▸ Task to complete
Repeat, word for word, each of the records shown below, without their pictures.

[Web page and app entries]
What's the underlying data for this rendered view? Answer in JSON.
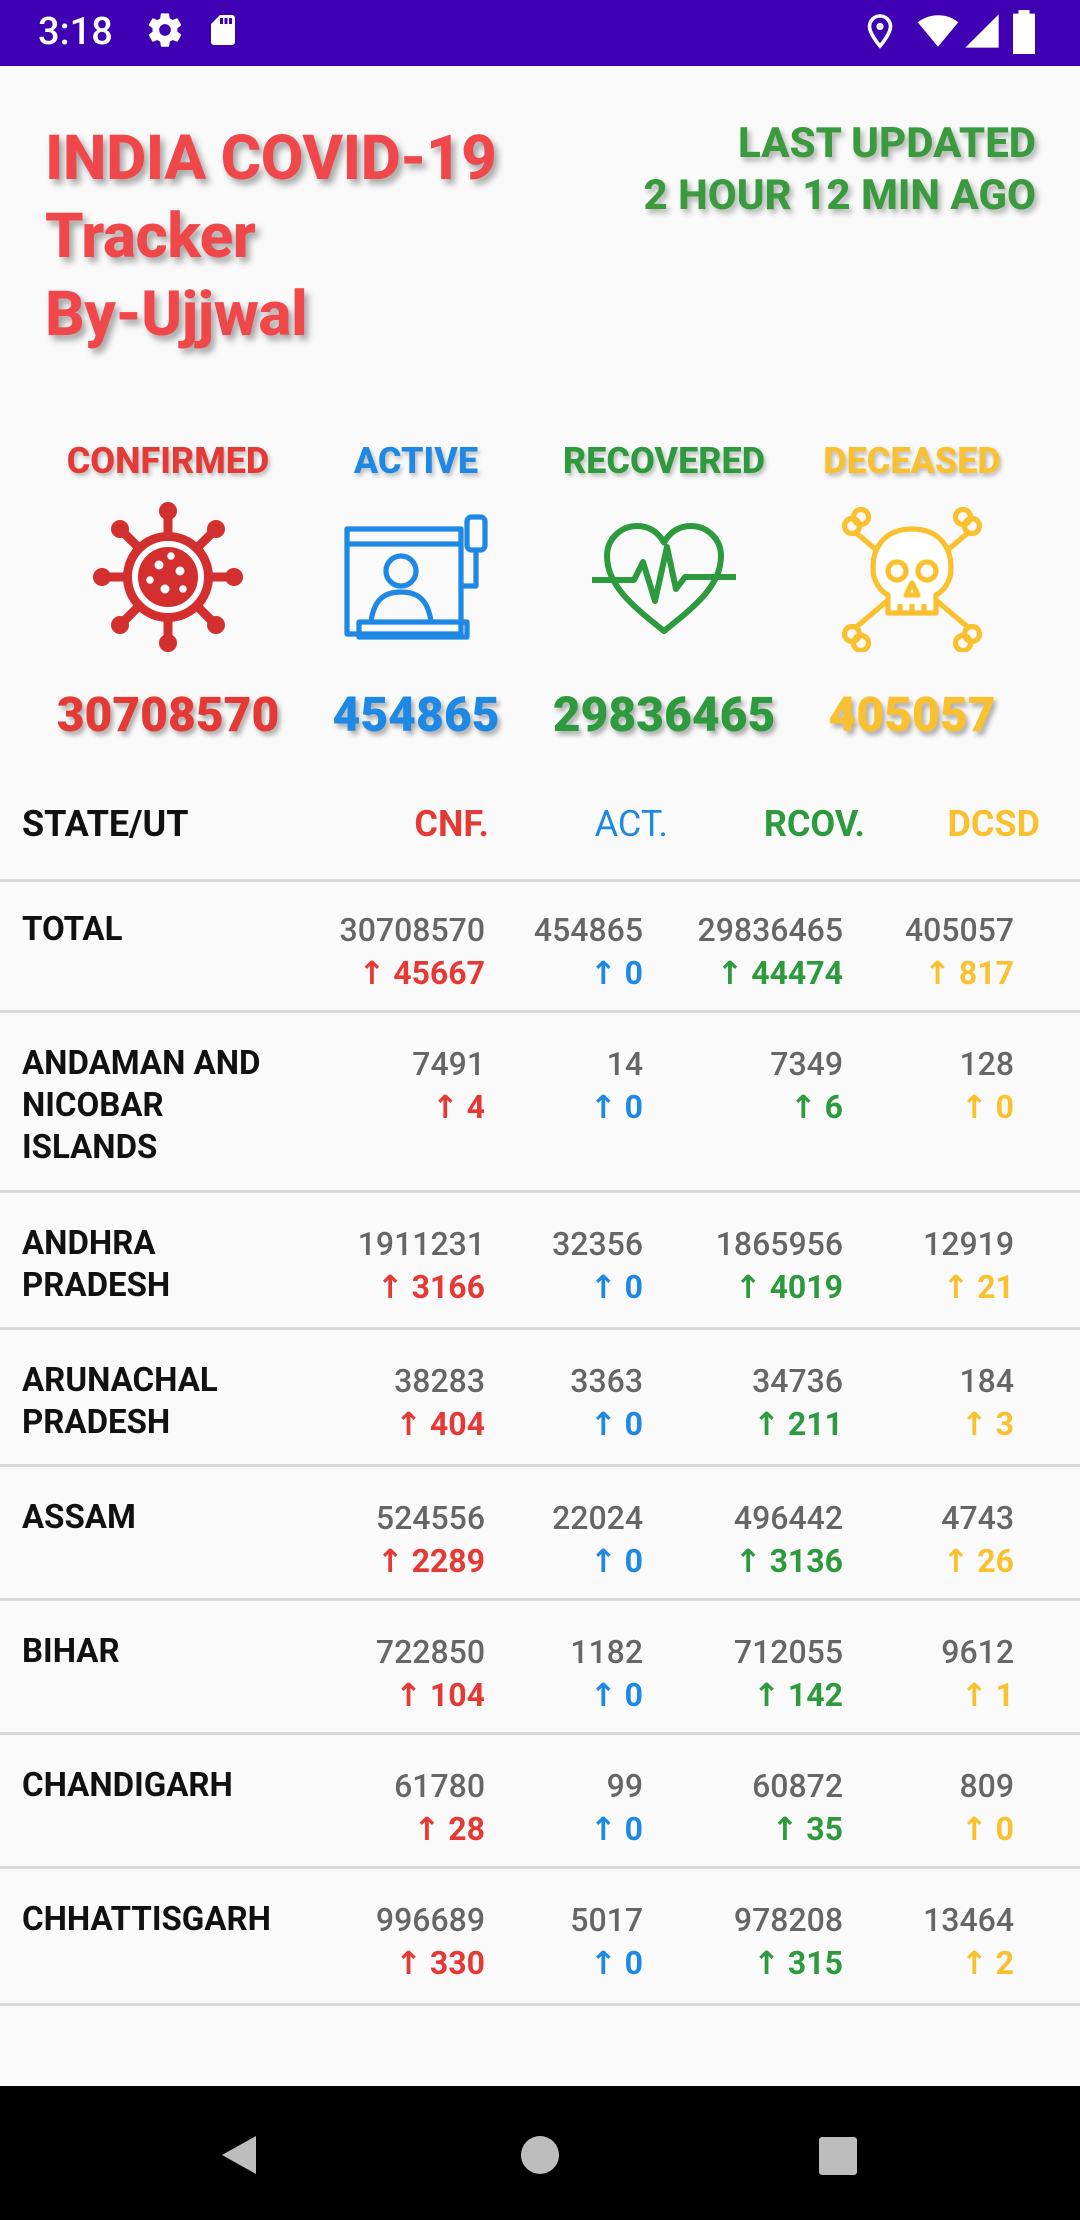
{
  "status_bar": {
    "time": "3:18"
  },
  "header": {
    "title_lines": [
      "INDIA COVID-19",
      "Tracker",
      "By-Ujjwal"
    ],
    "updated_line1": "LAST UPDATED",
    "updated_line2": "2 HOUR 12 MIN AGO"
  },
  "summary": [
    {
      "label": "CONFIRMED",
      "value": "30708570",
      "icon": "virus-icon",
      "color": "#e53935"
    },
    {
      "label": "ACTIVE",
      "value": "454865",
      "icon": "patient-bed-icon",
      "color": "#1e88e5"
    },
    {
      "label": "RECOVERED",
      "value": "29836465",
      "icon": "heartbeat-icon",
      "color": "#2e9a3e"
    },
    {
      "label": "DECEASED",
      "value": "405057",
      "icon": "skull-crossbones-icon",
      "color": "#fbc02d"
    }
  ],
  "table": {
    "headers": {
      "state": "STATE/UT",
      "cnf": "CNF.",
      "act": "ACT.",
      "rcov": "RCOV.",
      "dcsd": "DCSD"
    },
    "rows": [
      {
        "state": "TOTAL",
        "cnf": "30708570",
        "cnf_d": "↑ 45667",
        "act": "454865",
        "act_d": "↑ 0",
        "rcov": "29836465",
        "rcov_d": "↑ 44474",
        "dcsd": "405057",
        "dcsd_d": "↑ 817"
      },
      {
        "state": "ANDAMAN AND NICOBAR ISLANDS",
        "cnf": "7491",
        "cnf_d": "↑ 4",
        "act": "14",
        "act_d": "↑ 0",
        "rcov": "7349",
        "rcov_d": "↑ 6",
        "dcsd": "128",
        "dcsd_d": "↑ 0"
      },
      {
        "state": "ANDHRA PRADESH",
        "cnf": "1911231",
        "cnf_d": "↑ 3166",
        "act": "32356",
        "act_d": "↑ 0",
        "rcov": "1865956",
        "rcov_d": "↑ 4019",
        "dcsd": "12919",
        "dcsd_d": "↑ 21"
      },
      {
        "state": "ARUNACHAL PRADESH",
        "cnf": "38283",
        "cnf_d": "↑ 404",
        "act": "3363",
        "act_d": "↑ 0",
        "rcov": "34736",
        "rcov_d": "↑ 211",
        "dcsd": "184",
        "dcsd_d": "↑ 3"
      },
      {
        "state": "ASSAM",
        "cnf": "524556",
        "cnf_d": "↑ 2289",
        "act": "22024",
        "act_d": "↑ 0",
        "rcov": "496442",
        "rcov_d": "↑ 3136",
        "dcsd": "4743",
        "dcsd_d": "↑ 26"
      },
      {
        "state": "BIHAR",
        "cnf": "722850",
        "cnf_d": "↑ 104",
        "act": "1182",
        "act_d": "↑ 0",
        "rcov": "712055",
        "rcov_d": "↑ 142",
        "dcsd": "9612",
        "dcsd_d": "↑ 1"
      },
      {
        "state": "CHANDIGARH",
        "cnf": "61780",
        "cnf_d": "↑ 28",
        "act": "99",
        "act_d": "↑ 0",
        "rcov": "60872",
        "rcov_d": "↑ 35",
        "dcsd": "809",
        "dcsd_d": "↑ 0"
      },
      {
        "state": "CHHATTISGARH",
        "cnf": "996689",
        "cnf_d": "↑ 330",
        "act": "5017",
        "act_d": "↑ 0",
        "rcov": "978208",
        "rcov_d": "↑ 315",
        "dcsd": "13464",
        "dcsd_d": "↑ 2"
      }
    ]
  }
}
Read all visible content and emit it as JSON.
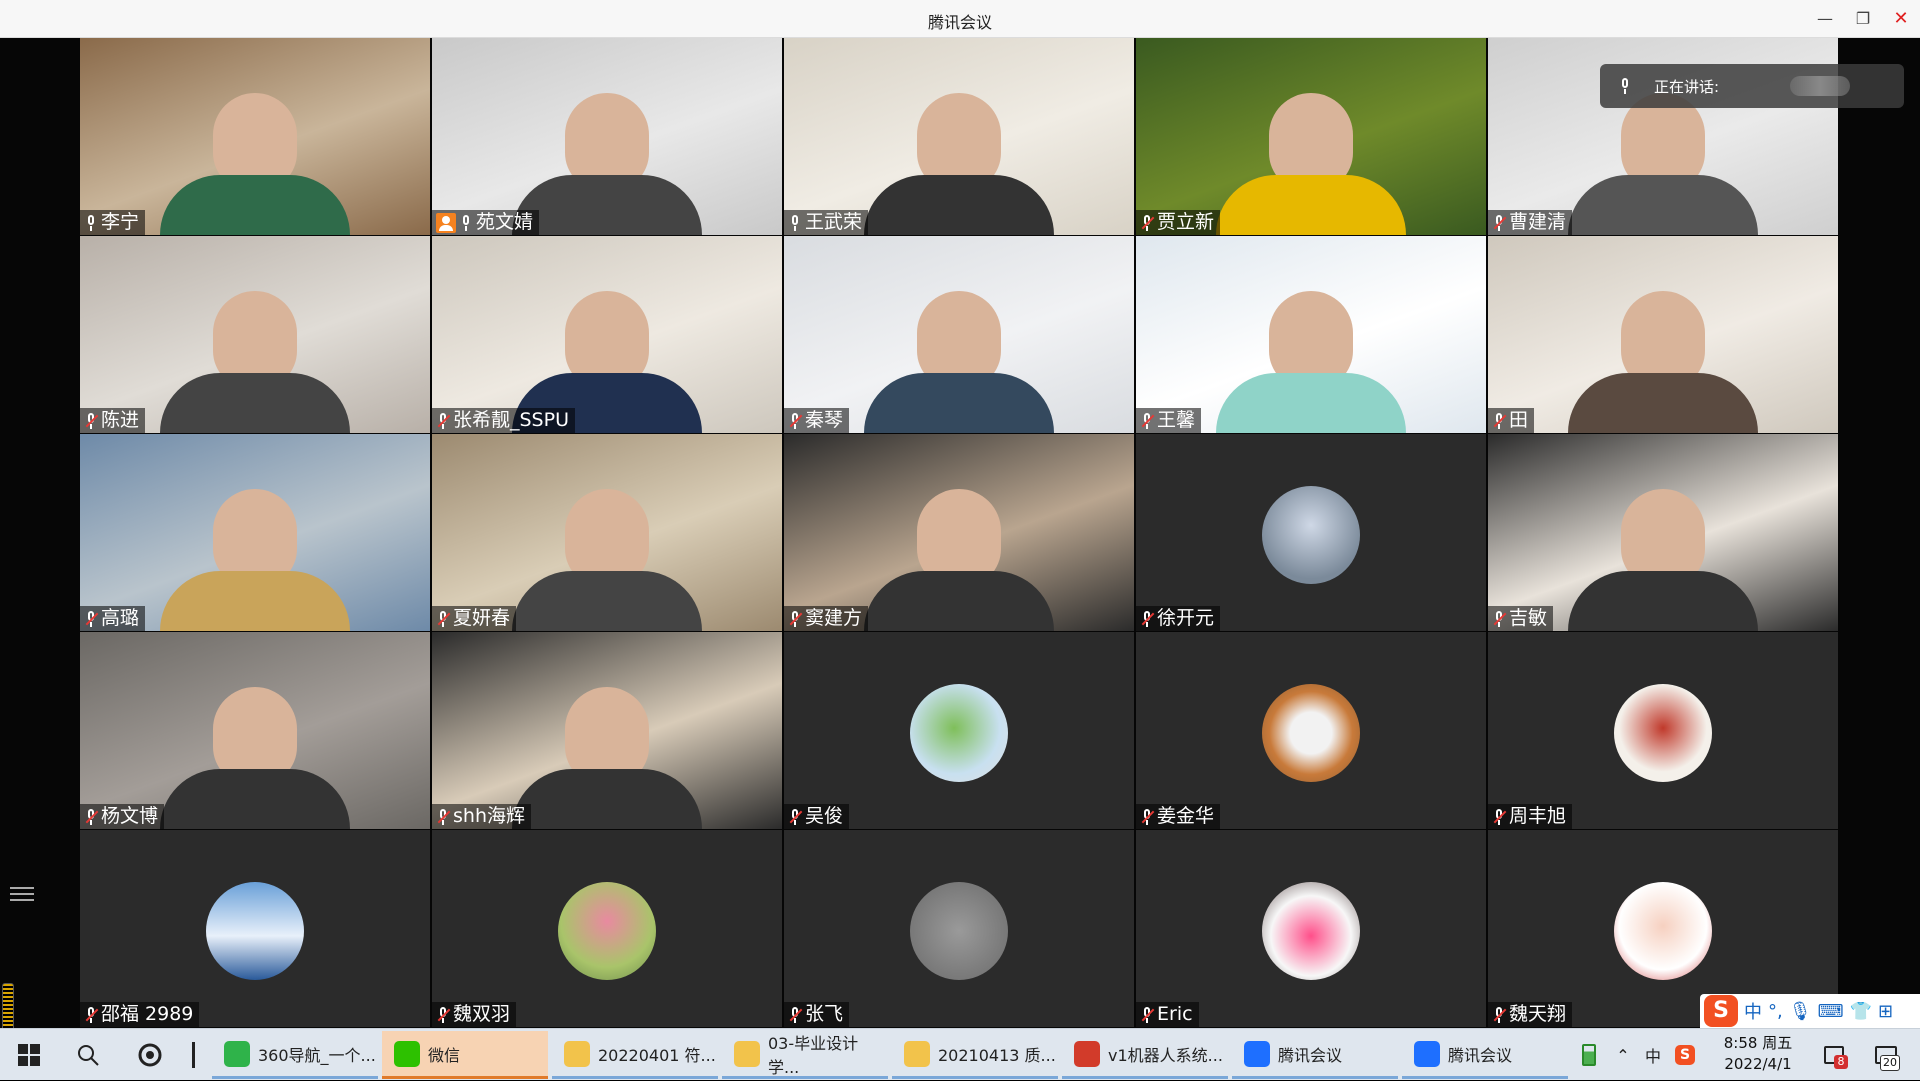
{
  "window": {
    "title": "腾讯会议",
    "minimize": "—",
    "restore": "❐",
    "close": "✕"
  },
  "speaking_indicator": {
    "label": "正在讲话:"
  },
  "participants": [
    {
      "name": "李宁",
      "mic": "on",
      "kind": "video"
    },
    {
      "name": "苑文婧",
      "mic": "on",
      "kind": "video",
      "host": true
    },
    {
      "name": "王武荣",
      "mic": "on",
      "kind": "video"
    },
    {
      "name": "贾立新",
      "mic": "muted",
      "kind": "video"
    },
    {
      "name": "曹建清",
      "mic": "muted",
      "kind": "video"
    },
    {
      "name": "陈进",
      "mic": "muted",
      "kind": "video"
    },
    {
      "name": "张希靓_SSPU",
      "mic": "muted",
      "kind": "video"
    },
    {
      "name": "秦琴",
      "mic": "muted",
      "kind": "video"
    },
    {
      "name": "王馨",
      "mic": "muted",
      "kind": "video"
    },
    {
      "name": "田",
      "mic": "muted",
      "kind": "video"
    },
    {
      "name": "高璐",
      "mic": "muted",
      "kind": "video"
    },
    {
      "name": "夏妍春",
      "mic": "muted",
      "kind": "video"
    },
    {
      "name": "窦建方",
      "mic": "muted",
      "kind": "video"
    },
    {
      "name": "徐开元",
      "mic": "muted",
      "kind": "avatar"
    },
    {
      "name": "吉敏",
      "mic": "muted",
      "kind": "video"
    },
    {
      "name": "杨文博",
      "mic": "muted",
      "kind": "video"
    },
    {
      "name": "shh海辉",
      "mic": "muted",
      "kind": "video"
    },
    {
      "name": "吴俊",
      "mic": "muted",
      "kind": "avatar"
    },
    {
      "name": "姜金华",
      "mic": "muted",
      "kind": "avatar"
    },
    {
      "name": "周丰旭",
      "mic": "muted",
      "kind": "avatar"
    },
    {
      "name": "邵福 2989",
      "mic": "muted",
      "kind": "avatar"
    },
    {
      "name": "魏双羽",
      "mic": "muted",
      "kind": "avatar"
    },
    {
      "name": "张飞",
      "mic": "muted",
      "kind": "avatar"
    },
    {
      "name": "Eric",
      "mic": "muted",
      "kind": "avatar"
    },
    {
      "name": "魏天翔",
      "mic": "muted",
      "kind": "avatar"
    }
  ],
  "ime": {
    "mode": "中",
    "punct": "°,",
    "icons": [
      "microphone-icon",
      "keyboard-icon",
      "shirt-icon",
      "grid-icon"
    ]
  },
  "taskbar": {
    "apps": [
      {
        "label": "360导航_一个...",
        "icon_color": "#2fb34a",
        "state": "open"
      },
      {
        "label": "微信",
        "icon_color": "#2dc100",
        "state": "active"
      },
      {
        "label": "20220401 符...",
        "icon_color": "#f2c34b",
        "state": "open"
      },
      {
        "label": "03-毕业设计学...",
        "icon_color": "#f2c34b",
        "state": "open"
      },
      {
        "label": "20210413 质...",
        "icon_color": "#f2c34b",
        "state": "open"
      },
      {
        "label": "v1机器人系统...",
        "icon_color": "#d23b2a",
        "state": "open"
      },
      {
        "label": "腾讯会议",
        "icon_color": "#1e6fff",
        "state": "open"
      },
      {
        "label": "腾讯会议",
        "icon_color": "#1e6fff",
        "state": "open"
      }
    ],
    "tray_lang": "中",
    "time": "8:58 周五",
    "date": "2022/4/1",
    "msg_badge": "8",
    "notify_badge": "20"
  }
}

▸ Result
What's the underlying data for this rendered view? Answer in JSON.
{
  "status_bar": {
    "time": "3:18"
  },
  "header": {
    "title_lines": [
      "INDIA COVID-19",
      "Tracker",
      "By-Ujjwal"
    ],
    "updated_line1": "LAST UPDATED",
    "updated_line2": "2 HOUR 12 MIN AGO"
  },
  "summary": [
    {
      "label": "CONFIRMED",
      "value": "30708570",
      "icon": "virus-icon",
      "color": "#e53935"
    },
    {
      "label": "ACTIVE",
      "value": "454865",
      "icon": "patient-bed-icon",
      "color": "#1e88e5"
    },
    {
      "label": "RECOVERED",
      "value": "29836465",
      "icon": "heartbeat-icon",
      "color": "#2e9a3e"
    },
    {
      "label": "DECEASED",
      "value": "405057",
      "icon": "skull-crossbones-icon",
      "color": "#fbc02d"
    }
  ],
  "table": {
    "headers": {
      "state": "STATE/UT",
      "cnf": "CNF.",
      "act": "ACT.",
      "rcov": "RCOV.",
      "dcsd": "DCSD"
    },
    "rows": [
      {
        "state": "TOTAL",
        "cnf": "30708570",
        "cnf_d": "↑ 45667",
        "act": "454865",
        "act_d": "↑ 0",
        "rcov": "29836465",
        "rcov_d": "↑ 44474",
        "dcsd": "405057",
        "dcsd_d": "↑ 817"
      },
      {
        "state": "ANDAMAN AND NICOBAR ISLANDS",
        "cnf": "7491",
        "cnf_d": "↑ 4",
        "act": "14",
        "act_d": "↑ 0",
        "rcov": "7349",
        "rcov_d": "↑ 6",
        "dcsd": "128",
        "dcsd_d": "↑ 0"
      },
      {
        "state": "ANDHRA PRADESH",
        "cnf": "1911231",
        "cnf_d": "↑ 3166",
        "act": "32356",
        "act_d": "↑ 0",
        "rcov": "1865956",
        "rcov_d": "↑ 4019",
        "dcsd": "12919",
        "dcsd_d": "↑ 21"
      },
      {
        "state": "ARUNACHAL PRADESH",
        "cnf": "38283",
        "cnf_d": "↑ 404",
        "act": "3363",
        "act_d": "↑ 0",
        "rcov": "34736",
        "rcov_d": "↑ 211",
        "dcsd": "184",
        "dcsd_d": "↑ 3"
      },
      {
        "state": "ASSAM",
        "cnf": "524556",
        "cnf_d": "↑ 2289",
        "act": "22024",
        "act_d": "↑ 0",
        "rcov": "496442",
        "rcov_d": "↑ 3136",
        "dcsd": "4743",
        "dcsd_d": "↑ 26"
      },
      {
        "state": "BIHAR",
        "cnf": "722850",
        "cnf_d": "↑ 104",
        "act": "1182",
        "act_d": "↑ 0",
        "rcov": "712055",
        "rcov_d": "↑ 142",
        "dcsd": "9612",
        "dcsd_d": "↑ 1"
      },
      {
        "state": "CHANDIGARH",
        "cnf": "61780",
        "cnf_d": "↑ 28",
        "act": "99",
        "act_d": "↑ 0",
        "rcov": "60872",
        "rcov_d": "↑ 35",
        "dcsd": "809",
        "dcsd_d": "↑ 0"
      },
      {
        "state": "CHHATTISGARH",
        "cnf": "996689",
        "cnf_d": "↑ 330",
        "act": "5017",
        "act_d": "↑ 0",
        "rcov": "978208",
        "rcov_d": "↑ 315",
        "dcsd": "13464",
        "dcsd_d": "↑ 2"
      }
    ]
  }
}
Read all visible content and emit it as JSON.
{
  "window": {
    "title": "腾讯会议",
    "minimize": "—",
    "restore": "❐",
    "close": "✕"
  },
  "speaking_indicator": {
    "label": "正在讲话:"
  },
  "participants": [
    {
      "name": "李宁",
      "mic": "on",
      "kind": "video"
    },
    {
      "name": "苑文婧",
      "mic": "on",
      "kind": "video",
      "host": true
    },
    {
      "name": "王武荣",
      "mic": "on",
      "kind": "video"
    },
    {
      "name": "贾立新",
      "mic": "muted",
      "kind": "video"
    },
    {
      "name": "曹建清",
      "mic": "muted",
      "kind": "video"
    },
    {
      "name": "陈进",
      "mic": "muted",
      "kind": "video"
    },
    {
      "name": "张希靓_SSPU",
      "mic": "muted",
      "kind": "video"
    },
    {
      "name": "秦琴",
      "mic": "muted",
      "kind": "video"
    },
    {
      "name": "王馨",
      "mic": "muted",
      "kind": "video"
    },
    {
      "name": "田",
      "mic": "muted",
      "kind": "video"
    },
    {
      "name": "高璐",
      "mic": "muted",
      "kind": "video"
    },
    {
      "name": "夏妍春",
      "mic": "muted",
      "kind": "video"
    },
    {
      "name": "窦建方",
      "mic": "muted",
      "kind": "video"
    },
    {
      "name": "徐开元",
      "mic": "muted",
      "kind": "avatar"
    },
    {
      "name": "吉敏",
      "mic": "muted",
      "kind": "video"
    },
    {
      "name": "杨文博",
      "mic": "muted",
      "kind": "video"
    },
    {
      "name": "shh海辉",
      "mic": "muted",
      "kind": "video"
    },
    {
      "name": "吴俊",
      "mic": "muted",
      "kind": "avatar"
    },
    {
      "name": "姜金华",
      "mic": "muted",
      "kind": "avatar"
    },
    {
      "name": "周丰旭",
      "mic": "muted",
      "kind": "avatar"
    },
    {
      "name": "邵福 2989",
      "mic": "muted",
      "kind": "avatar"
    },
    {
      "name": "魏双羽",
      "mic": "muted",
      "kind": "avatar"
    },
    {
      "name": "张飞",
      "mic": "muted",
      "kind": "avatar"
    },
    {
      "name": "Eric",
      "mic": "muted",
      "kind": "avatar"
    },
    {
      "name": "魏天翔",
      "mic": "muted",
      "kind": "avatar"
    }
  ],
  "ime": {
    "mode": "中",
    "punct": "°,",
    "icons": [
      "microphone-icon",
      "keyboard-icon",
      "shirt-icon",
      "grid-icon"
    ]
  },
  "taskbar": {
    "apps": [
      {
        "label": "360导航_一个...",
        "icon_color": "#2fb34a",
        "state": "open"
      },
      {
        "label": "微信",
        "icon_color": "#2dc100",
        "state": "active"
      },
      {
        "label": "20220401 符...",
        "icon_color": "#f2c34b",
        "state": "open"
      },
      {
        "label": "03-毕业设计学...",
        "icon_color": "#f2c34b",
        "state": "open"
      },
      {
        "label": "20210413 质...",
        "icon_color": "#f2c34b",
        "state": "open"
      },
      {
        "label": "v1机器人系统...",
        "icon_color": "#d23b2a",
        "state": "open"
      },
      {
        "label": "腾讯会议",
        "icon_color": "#1e6fff",
        "state": "open"
      },
      {
        "label": "腾讯会议",
        "icon_color": "#1e6fff",
        "state": "open"
      }
    ],
    "tray_lang": "中",
    "time": "8:58 周五",
    "date": "2022/4/1",
    "msg_badge": "8",
    "notify_badge": "20"
  }
}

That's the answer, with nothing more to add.